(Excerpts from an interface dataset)
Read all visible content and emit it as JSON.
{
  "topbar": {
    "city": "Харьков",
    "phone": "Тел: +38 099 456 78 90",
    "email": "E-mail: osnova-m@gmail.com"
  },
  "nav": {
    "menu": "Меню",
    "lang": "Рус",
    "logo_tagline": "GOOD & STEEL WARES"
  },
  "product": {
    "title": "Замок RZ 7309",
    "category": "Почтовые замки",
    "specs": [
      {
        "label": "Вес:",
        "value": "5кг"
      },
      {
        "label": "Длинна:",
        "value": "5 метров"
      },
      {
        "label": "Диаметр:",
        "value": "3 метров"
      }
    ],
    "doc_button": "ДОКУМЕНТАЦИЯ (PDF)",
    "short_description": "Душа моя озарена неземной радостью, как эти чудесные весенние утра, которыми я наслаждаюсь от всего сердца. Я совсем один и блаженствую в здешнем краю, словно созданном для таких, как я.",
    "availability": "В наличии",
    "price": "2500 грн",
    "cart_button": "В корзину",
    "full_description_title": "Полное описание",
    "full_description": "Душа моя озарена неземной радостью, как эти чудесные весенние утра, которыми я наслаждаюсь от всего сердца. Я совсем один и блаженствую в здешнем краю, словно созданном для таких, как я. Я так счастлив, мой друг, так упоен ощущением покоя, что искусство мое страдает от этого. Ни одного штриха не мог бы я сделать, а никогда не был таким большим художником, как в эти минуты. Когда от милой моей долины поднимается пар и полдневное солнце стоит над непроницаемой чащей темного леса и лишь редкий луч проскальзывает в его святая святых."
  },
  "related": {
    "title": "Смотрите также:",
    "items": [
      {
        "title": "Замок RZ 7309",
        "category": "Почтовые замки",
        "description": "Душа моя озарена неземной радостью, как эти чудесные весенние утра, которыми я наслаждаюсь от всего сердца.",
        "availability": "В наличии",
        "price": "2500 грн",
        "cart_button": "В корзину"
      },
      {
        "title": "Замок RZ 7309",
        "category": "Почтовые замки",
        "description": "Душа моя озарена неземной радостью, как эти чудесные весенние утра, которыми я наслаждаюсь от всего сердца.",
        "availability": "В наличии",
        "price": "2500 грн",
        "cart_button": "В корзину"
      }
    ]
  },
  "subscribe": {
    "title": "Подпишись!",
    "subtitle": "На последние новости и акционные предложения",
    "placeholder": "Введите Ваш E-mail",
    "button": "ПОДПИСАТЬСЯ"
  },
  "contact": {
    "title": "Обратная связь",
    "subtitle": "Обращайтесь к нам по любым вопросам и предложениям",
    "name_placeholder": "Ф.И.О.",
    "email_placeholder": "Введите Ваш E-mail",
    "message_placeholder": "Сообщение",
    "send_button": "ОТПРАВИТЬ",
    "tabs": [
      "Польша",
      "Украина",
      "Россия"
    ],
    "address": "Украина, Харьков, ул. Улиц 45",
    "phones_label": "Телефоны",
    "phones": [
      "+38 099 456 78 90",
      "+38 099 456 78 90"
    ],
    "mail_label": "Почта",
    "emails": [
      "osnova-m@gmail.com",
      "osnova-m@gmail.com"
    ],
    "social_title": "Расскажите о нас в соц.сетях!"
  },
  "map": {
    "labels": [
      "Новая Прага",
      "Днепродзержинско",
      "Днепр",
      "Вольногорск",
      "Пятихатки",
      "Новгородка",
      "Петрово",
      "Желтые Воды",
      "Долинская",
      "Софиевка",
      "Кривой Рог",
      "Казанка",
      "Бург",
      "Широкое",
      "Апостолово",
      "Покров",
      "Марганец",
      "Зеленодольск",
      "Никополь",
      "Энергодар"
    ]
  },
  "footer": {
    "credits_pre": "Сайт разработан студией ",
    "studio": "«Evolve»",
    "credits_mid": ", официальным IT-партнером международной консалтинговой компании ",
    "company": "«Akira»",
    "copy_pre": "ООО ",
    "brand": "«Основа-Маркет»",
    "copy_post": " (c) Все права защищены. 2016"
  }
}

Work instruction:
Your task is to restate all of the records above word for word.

Completed task:
Read all visible content and emit it as JSON.
{
  "topbar": {
    "city": "Харьков",
    "phone": "Тел: +38 099 456 78 90",
    "email": "E-mail: osnova-m@gmail.com"
  },
  "nav": {
    "menu": "Меню",
    "lang": "Рус",
    "logo_tagline": "GOOD & STEEL WARES"
  },
  "product": {
    "title": "Замок RZ 7309",
    "category": "Почтовые замки",
    "specs": [
      {
        "label": "Вес:",
        "value": "5кг"
      },
      {
        "label": "Длинна:",
        "value": "5 метров"
      },
      {
        "label": "Диаметр:",
        "value": "3 метров"
      }
    ],
    "doc_button": "ДОКУМЕНТАЦИЯ (PDF)",
    "short_description": "Душа моя озарена неземной радостью, как эти чудесные весенние утра, которыми я наслаждаюсь от всего сердца. Я совсем один и блаженствую в здешнем краю, словно созданном для таких, как я.",
    "availability": "В наличии",
    "price": "2500 грн",
    "cart_button": "В корзину",
    "full_description_title": "Полное описание",
    "full_description": "Душа моя озарена неземной радостью, как эти чудесные весенние утра, которыми я наслаждаюсь от всего сердца. Я совсем один и блаженствую в здешнем краю, словно созданном для таких, как я. Я так счастлив, мой друг, так упоен ощущением покоя, что искусство мое страдает от этого. Ни одного штриха не мог бы я сделать, а никогда не был таким большим художником, как в эти минуты. Когда от милой моей долины поднимается пар и полдневное солнце стоит над непроницаемой чащей темного леса и лишь редкий луч проскальзывает в его святая святых."
  },
  "related": {
    "title": "Смотрите также:",
    "items": [
      {
        "title": "Замок RZ 7309",
        "category": "Почтовые замки",
        "description": "Душа моя озарена неземной радостью, как эти чудесные весенние утра, которыми я наслаждаюсь от всего сердца.",
        "availability": "В наличии",
        "price": "2500 грн",
        "cart_button": "В корзину"
      },
      {
        "title": "Замок RZ 7309",
        "category": "Почтовые замки",
        "description": "Душа моя озарена неземной радостью, как эти чудесные весенние утра, которыми я наслаждаюсь от всего сердца.",
        "availability": "В наличии",
        "price": "2500 грн",
        "cart_button": "В корзину"
      }
    ]
  },
  "subscribe": {
    "title": "Подпишись!",
    "subtitle": "На последние новости и акционные предложения",
    "placeholder": "Введите Ваш E-mail",
    "button": "ПОДПИСАТЬСЯ"
  },
  "contact": {
    "title": "Обратная связь",
    "subtitle": "Обращайтесь к нам по любым вопросам и предложениям",
    "name_placeholder": "Ф.И.О.",
    "email_placeholder": "Введите Ваш E-mail",
    "message_placeholder": "Сообщение",
    "send_button": "ОТПРАВИТЬ",
    "tabs": [
      "Польша",
      "Украина",
      "Россия"
    ],
    "address": "Украина, Харьков, ул. Улиц 45",
    "phones_label": "Телефоны",
    "phones": [
      "+38 099 456 78 90",
      "+38 099 456 78 90"
    ],
    "mail_label": "Почта",
    "emails": [
      "osnova-m@gmail.com",
      "osnova-m@gmail.com"
    ],
    "social_title": "Расскажите о нас в соц.сетях!"
  },
  "map": {
    "labels": [
      "Новая Прага",
      "Днепродзержинско",
      "Днепр",
      "Вольногорск",
      "Пятихатки",
      "Новгородка",
      "Петрово",
      "Желтые Воды",
      "Долинская",
      "Софиевка",
      "Кривой Рог",
      "Казанка",
      "Бург",
      "Широкое",
      "Апостолово",
      "Покров",
      "Марганец",
      "Зеленодольск",
      "Никополь",
      "Энергодар"
    ]
  },
  "footer": {
    "credits_pre": "Сайт разработан студией ",
    "studio": "«Evolve»",
    "credits_mid": ", официальным IT-партнером международной консалтинговой компании ",
    "company": "«Akira»",
    "copy_pre": "ООО ",
    "brand": "«Основа-Маркет»",
    "copy_post": " (c) Все права защищены. 2016"
  }
}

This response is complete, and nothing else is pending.